September 3, 2011

The background that led to the experiment

I had been thinking about building a centrifuge out of a blender but first I decided to research what other people had done before I tried my own hand at it.  I ran across a number of designs which included  “Dremmelfuge“” and a handheld centrifuge which will eventually damage something.  The best of centrifuges was one that used mixing bowls and a blender.

My own thought was to attach the caps of dry-erase board markers to a blender rotor using wire and gorilla glue.  In my design I wanted to use the blender pitcher as a safety vessel for in the likely event something went flying – but this provided a lot of design challenges.  Ultimately I decided that my idea was bad and most of the other designs were too risky.  If I were to ever revisit centrifuge construction definitely would make a variant of the blender which used mixing bowls.

All of this ended with me surfing eBay and discovering it was not too expensive to just buy a used centrifuge (from $100-150) – which I did.  I manged to find the centrifuge depicted below.  I find the aesthetic design to be quite pleasing and it is a bit sad that this style is not used anymore.  Now that I have a centrifuge, it is time to use it (see below for more)!

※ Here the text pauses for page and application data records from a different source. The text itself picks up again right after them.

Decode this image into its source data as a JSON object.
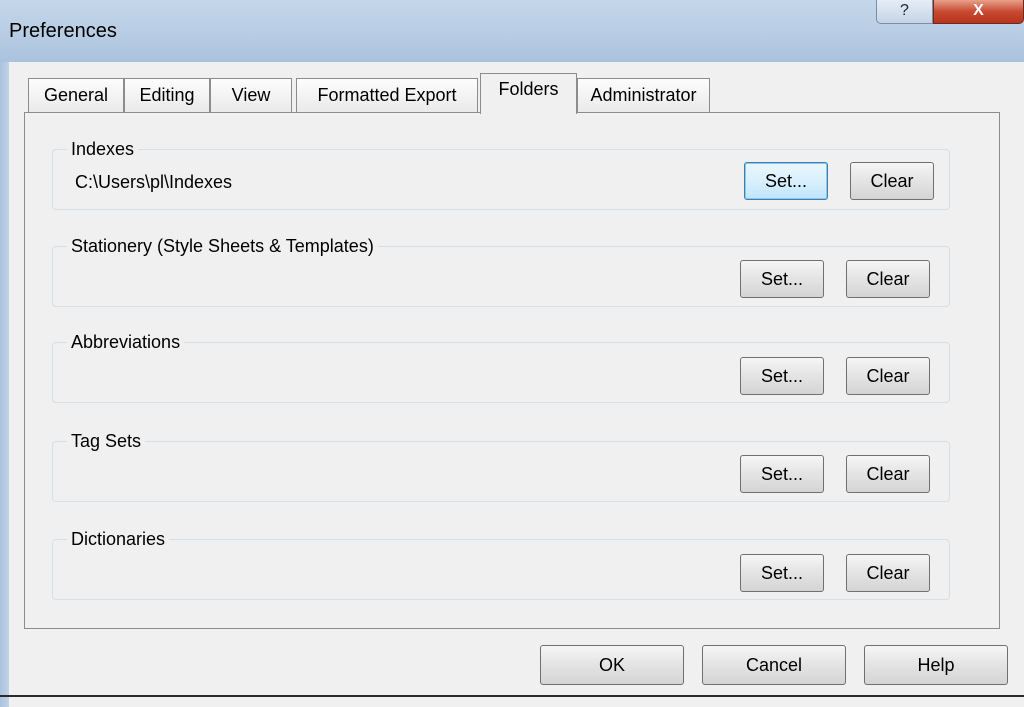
{
  "window": {
    "title": "Preferences",
    "help_glyph": "?",
    "close_glyph": "X"
  },
  "tabs": [
    {
      "label": "General",
      "active": false
    },
    {
      "label": "Editing",
      "active": false
    },
    {
      "label": "View",
      "active": false
    },
    {
      "label": "Formatted Export",
      "active": false
    },
    {
      "label": "Folders",
      "active": true
    },
    {
      "label": "Administrator",
      "active": false
    }
  ],
  "groups": [
    {
      "label": "Indexes",
      "path": "C:\\Users\\pl\\Indexes",
      "set_label": "Set...",
      "clear_label": "Clear"
    },
    {
      "label": "Stationery (Style Sheets & Templates)",
      "path": "",
      "set_label": "Set...",
      "clear_label": "Clear"
    },
    {
      "label": "Abbreviations",
      "path": "",
      "set_label": "Set...",
      "clear_label": "Clear"
    },
    {
      "label": "Tag Sets",
      "path": "",
      "set_label": "Set...",
      "clear_label": "Clear"
    },
    {
      "label": "Dictionaries",
      "path": "",
      "set_label": "Set...",
      "clear_label": "Clear"
    }
  ],
  "footer": {
    "ok_label": "OK",
    "cancel_label": "Cancel",
    "help_label": "Help"
  },
  "colors": {
    "titlebar": "#b8cde4",
    "close_button": "#c84a31",
    "focus_border": "#3c7fb1"
  }
}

My little buddy. Cheap and effective.

A quick centrifuge explanation

Centrifuges spin samples around extremely fast (often >10,000 RPM).  Doing so causes centripetal force to be exerted upon the samples.  In the case of my centrifuge, it spins fast enough for the samples to have the force of 13000 times earths gravity exerted upon them.


What happens when ketchup, milk, sriracha sauce, and russian salad dressing are exposed to 13,000 x earth gravity for 30 minutes?


The source material precentrifugation.

Here are the specimens, precentrifugation.  From left to right we have non-fat milk (Trade Joe’s), Ketchup (Heinz), Sriracha Sauce (Huy Fong Foods) and Russian Saland Dressing (Wish Bone).

First we load the machine…

Rotor with tubes.

Next we run the machine for 30 minutes and we get….

sriracha sauce 13000 x g 30min

Separated out kind of like blood  (serum on top, cells on the bottom).  I would guess that the bottom layer is chili pepper fragments.

russian salad dressing 13000g 30min

This salad dressing has A LOT of ingredients and I will even try to guess as to which layer is what.

nonfat milk 13000g 30min

Milk proteins should be what has collected at the bottom.

heinz ketchup 13000g 30min

The ketchup surprisingly did not separate into layers.

My take home message from this experience was that sometimes the effort and danger in building something myself may not be worth it when one considers the cost and value of used equipment.

PCR Tube Centrifuge

May 29, 2011

A salad spinner, two empty pipette-tip boxes, and tape can be used as an improvised PCR tube centrifuge.

Below is a video of the amalgam in action.

Tape two pipette boxes to the inside of the salad spinner. Take care to balance the whole thing with the boxes (only one is shown in the picture above).

The salad spinners are cheap, amazon has one listed for around 25 bucks.